PHARMACEUTICAL COMPANIES AGREED ON MARGINS OF REIMBURSABLE MEDICINES
The Lithuanian competition authority Konkurencijos taryba has found that the Lithuanian Pharmacy Association (LPA) and 8 pharmaceutical companies agreed on the margins of reimbursable medicines. The infringement of the Law on Competition and the Treaty on the Functioning of the European Union resulted in more than EUR 72 million in fines.
Konkurencijos taryba found that in 2017 the Ministry of Health of Lithuania (Ministry) decided to assess the need to change the retail and wholesale margins of pharmaceuticals and thus asked the association to submit proposed margins based on economic calculations.
Assisted by the LPA, pharmaceutical companies coordinated the margins of reimbursable medicines, which were submitted to the Ministry and which were allegedly based on the firms‘ operating costs. Later, the competitors jointly prepared a document of a prototype pharmacy, which was supposed to show that the companies would be able to stay in the market only if the Ministry approved the proposed margins. The document indicated that a pre-tax profit of the prototype pharmacy with the margins provided to the Ministry by the association is equal to "0", while current profit with the existing margins is negative and is even expected to decrease, after changing the procedure for the reimbursement of pharmaceuticals. Business correspondence revealed their intention to emphasise that if the margins remained unchanged, due to the allegedly unprofitable activities of the pharmacies, part of them would be closed.
However, as it was revealed by Konkurencijos taryba, the margins of reimbursable pharmaceuticals coordinated between the competitors were supposed to cover not only the costs incurred by the companies, but also to ensure additional profits. This was also evidenced by the firms’ internal correspondence emphasising that when setting the margins, even 1 cent, which brings EUR 90,000 in revenue per year, is important.
Konkurencijos taryba found that while submitting coordinated margins and their calculations, the LPA and the pharmaceutical companies had a significant influence on the Ministry‘s decisions regarding the margins. The Ministry, which did not have information on the costs incurred by businesses, relied on the margins agreed between the LPA and competitors, and subsequently – having made amendments agreed with the LPA – approved them. Such margins of reimbursable pharmaceuticals approved by the order of the Minister of Health came into force on 1 July 2018 and have remained valid to this day.
Later, the Ministry introduced additional regulation, under which a pharmacy that is willing to compete and reduce the margin, would face a proportionate reduction in the price of a pharmaceutical reimbursed by the Compulsory Health Insurance Fund. Such legal regulation eliminated economic incentives for companies to compete by setting a lower price of pharmaceuticals, and this way the margins in fact became fixed.

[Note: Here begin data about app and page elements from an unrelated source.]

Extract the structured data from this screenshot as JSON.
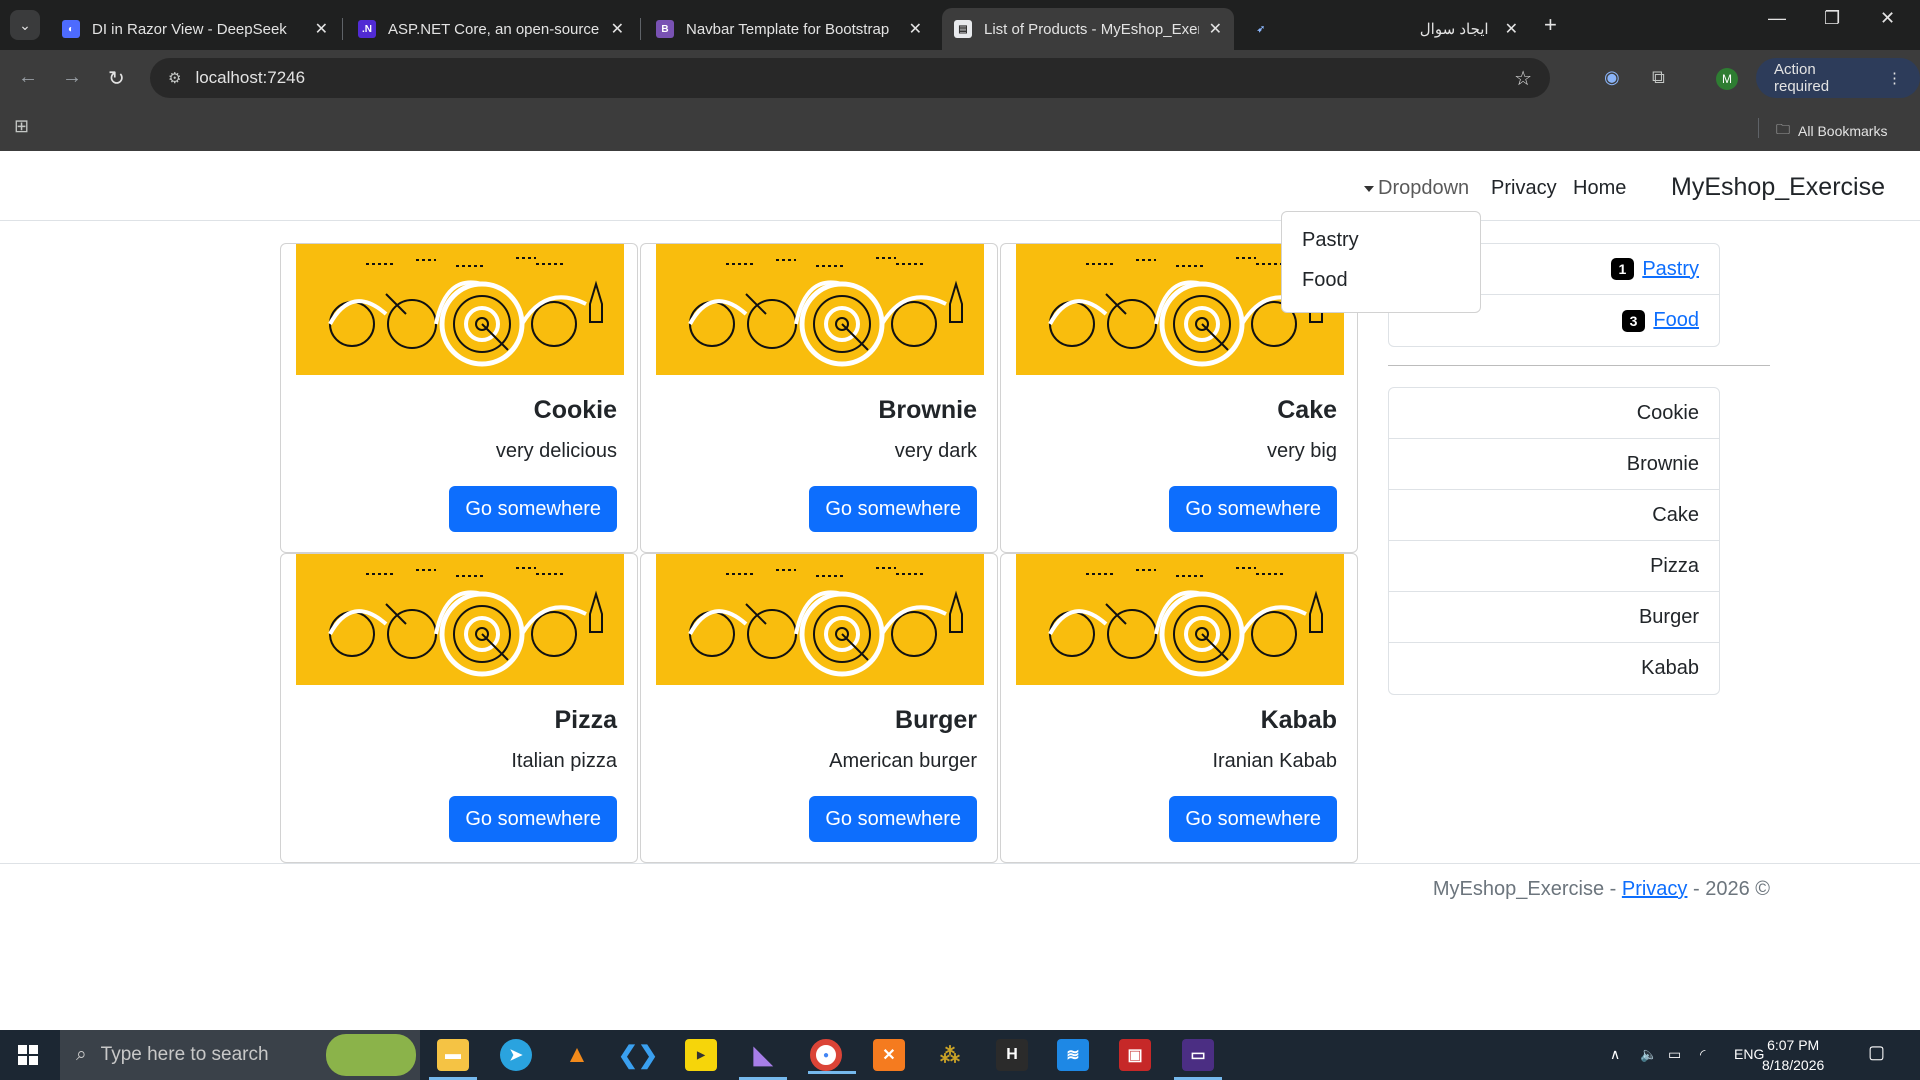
{
  "browser": {
    "tabs": [
      {
        "title": "DI in Razor View - DeepSeek",
        "icon": "deepseek-icon",
        "active": false
      },
      {
        "title": "ASP.NET Core, an open-source w",
        "icon": "dotnet-icon",
        "active": false
      },
      {
        "title": "Navbar Template for Bootstrap",
        "icon": "bootstrap-icon",
        "active": false
      },
      {
        "title": "List of Products - MyEshop_Exer",
        "icon": "page-icon",
        "active": true
      },
      {
        "title": "ایجاد سوال",
        "icon": "bird-icon",
        "active": false
      }
    ],
    "address": "localhost:7246",
    "profile_initial": "M",
    "action_required": "Action required",
    "all_bookmarks": "All Bookmarks"
  },
  "navbar": {
    "brand": "MyEshop_Exercise",
    "links": [
      "Home",
      "Privacy"
    ],
    "dropdown_label": "Dropdown",
    "dropdown_items": [
      "Pastry",
      "Food"
    ]
  },
  "products": [
    {
      "title": "Cake",
      "text": "very big",
      "button": "Go somewhere"
    },
    {
      "title": "Brownie",
      "text": "very dark",
      "button": "Go somewhere"
    },
    {
      "title": "Cookie",
      "text": "very delicious",
      "button": "Go somewhere"
    },
    {
      "title": "Kabab",
      "text": "Iranian Kabab",
      "button": "Go somewhere"
    },
    {
      "title": "Burger",
      "text": "American burger",
      "button": "Go somewhere"
    },
    {
      "title": "Pizza",
      "text": "Italian pizza",
      "button": "Go somewhere"
    }
  ],
  "categories": [
    {
      "name": "Pastry",
      "count": "1"
    },
    {
      "name": "Food",
      "count": "3"
    }
  ],
  "product_list": [
    "Cookie",
    "Brownie",
    "Cake",
    "Pizza",
    "Burger",
    "Kabab"
  ],
  "footer": {
    "brand": "MyEshop_Exercise",
    "sep1": " - ",
    "privacy": "Privacy",
    "year": " - 2026 ©"
  },
  "taskbar": {
    "search_placeholder": "Type here to search",
    "language": "ENG",
    "time": "6:07 PM",
    "date": "8/18/2026"
  },
  "colors": {
    "primary": "#0d6efd",
    "card_image": "#f9bd0d",
    "badge": "#000000"
  }
}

Konkurencijos taryba concluded that the competitors‘ agreement on the margins, which were later set by the Ministry, restricted competition between the wholesalers and retailers of reimbursable pharmaceuticals. As a result, the companies influenced the Ministry‘s decisions in setting the margin rates: if the competitors had provided information to the Ministry independently and had not coordinated the margins, these might have been lower.
The mere fact that the prices (or margins) are set by binding legal acts does not mean that companies are not able compete. The Supreme Administrative Court of Lithuania has ruled that companies can compete by submitting independent offers and data on possible prices to the state authority, thereby influencing the prices that it sets. The Court of Justice of the European Union has also stated that a case where several undertakings agree to provide coordinated unobjective information to a public authority, seeking to achieve that it adopts a respective decision, may be considered a competition law infringement.
Having assessed the scope and other circumstances relating to the infringement of the Law on Competition and the Treaty on the Functioning of the European Union, Konkurencijos taryba imposed the following fines: LPA – EUR 7,380, EVD – EUR 2,746,720, Siromed Pharma – EUR 11,210, Eurovaistinė – EUR 27,483,740, EVRC – 1,273,310, Limedika – EUR 7,423,360, Gintarinė vaistinė – EUR 16,701,640, Tamro – EUR 9,267,520, Benu vaistinė Lietuva – EUR 7,722,900.
Konkurencijos taryba decided to propose the Ministry to evaluate whether the established legal framework, which eliminated pharmaceutical companies’ incentives to apply lower margins as compared to those approved by the order of the Minister of Health, is necessary and proportionate and, if not, to amend the established regulation, as well as to set new wholesale and retail margins of reimbursable pharmaceuticals.
Besides, the authority decided to propose that the Government initiates an amendment to the Law on Pharmacy and other legal acts, establishing clear and transparent criteria for determining the margins of reimbursable pharmaceuticals, as well as the mechanism relating to their calculation and the provision of data to decision-making bodies.
The decision of Konkurencijos taryba may be appealed to Vilnius Regional Administrative Court within one month of its notification or publication on the authority's website.